Unfortunately, last January, the MBTA announced a budget deficit of $159 million. Just a month ago, on July 1, fares went up 23% to raise an additional $84 million a year for the agency. The rest of the deficit was closed by a combination of service changes, administrative efficiencies, and one-time revenues. Already, the MBTA has projected a new operating budget gap of close to $90 million for next year. That means that it’s a guarantee we’ll be having the same conversation again soon and fare increases and service cuts will be on the table once again if we do not come up with a long-term solution and balance the MBTA’s budget for good. The numbers are clear.
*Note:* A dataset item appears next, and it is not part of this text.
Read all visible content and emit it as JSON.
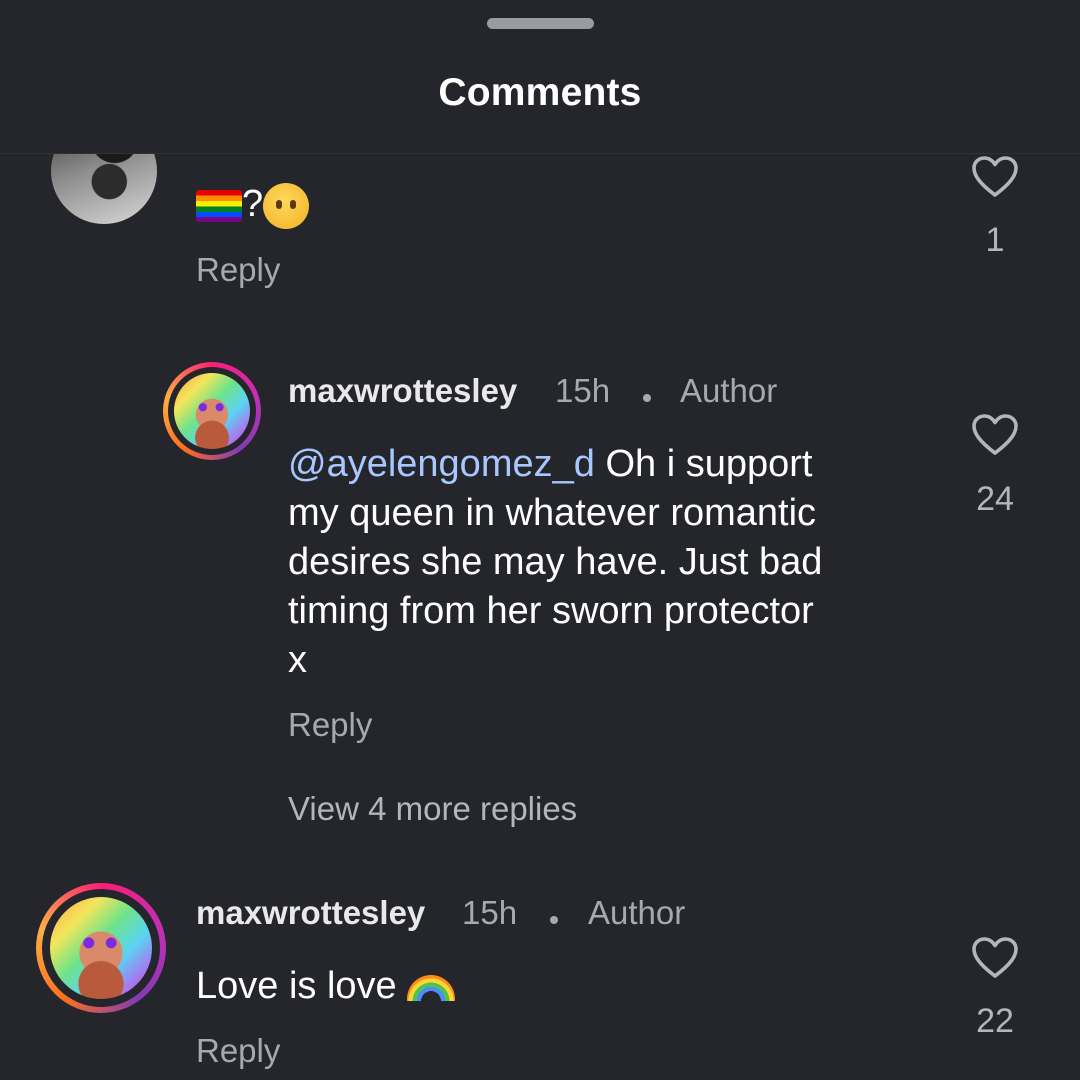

People want a healthy transit system and the time to invest is now.

Response to OpEd: The Real Fast Track to Trouble

Jul 5, 2012 by  | Bio |  1 Comment »

Rafael Mares, staff attorney at Conservation Law Foundation, authored the following letter to the editor of the Boston Herald in response to Charles Chieppo’s op-ed on July 3, entitled “Fast Track to Trouble“.

Photo Credit: waterj2/flickr

In his op-ed, Charles Chieppo accurately states that the “T is a cornerstone of the regional economy and a lifeline for countless people.” (Fast Track to Trouble, July 3, 2012)  Ironically, Mr. Chieppo considers the very transit improvements that help make the T so important “the worst Massachusetts transportation decision of half of the 20th Century.”  To come to this conclusion, he relies on a number of inaccuracies.  The transit projects required to mitigate the Big Dig air pollution were not finalized two decades ago during the Dukakis administration; they have changed over time, most recently during the Romney administration.  The negative impact on air quality from the Big Dig is real and has been confirmed by scientists during both Democratic and Republican administrations.  The commitments obligated the Commonwealth—not the MBTA—to pay for these improvements.  The MBTA was saddled with the debt only in 2000, through Forward Funding legislation, which overestimated the revenue stream it dedicated to the T.  The legislature’s failure to correct this mistake, by providing sufficient funding or relieving the T of the debt, is a better candidate for the worst transportation decision in recent history.

 

Page 1 of 512345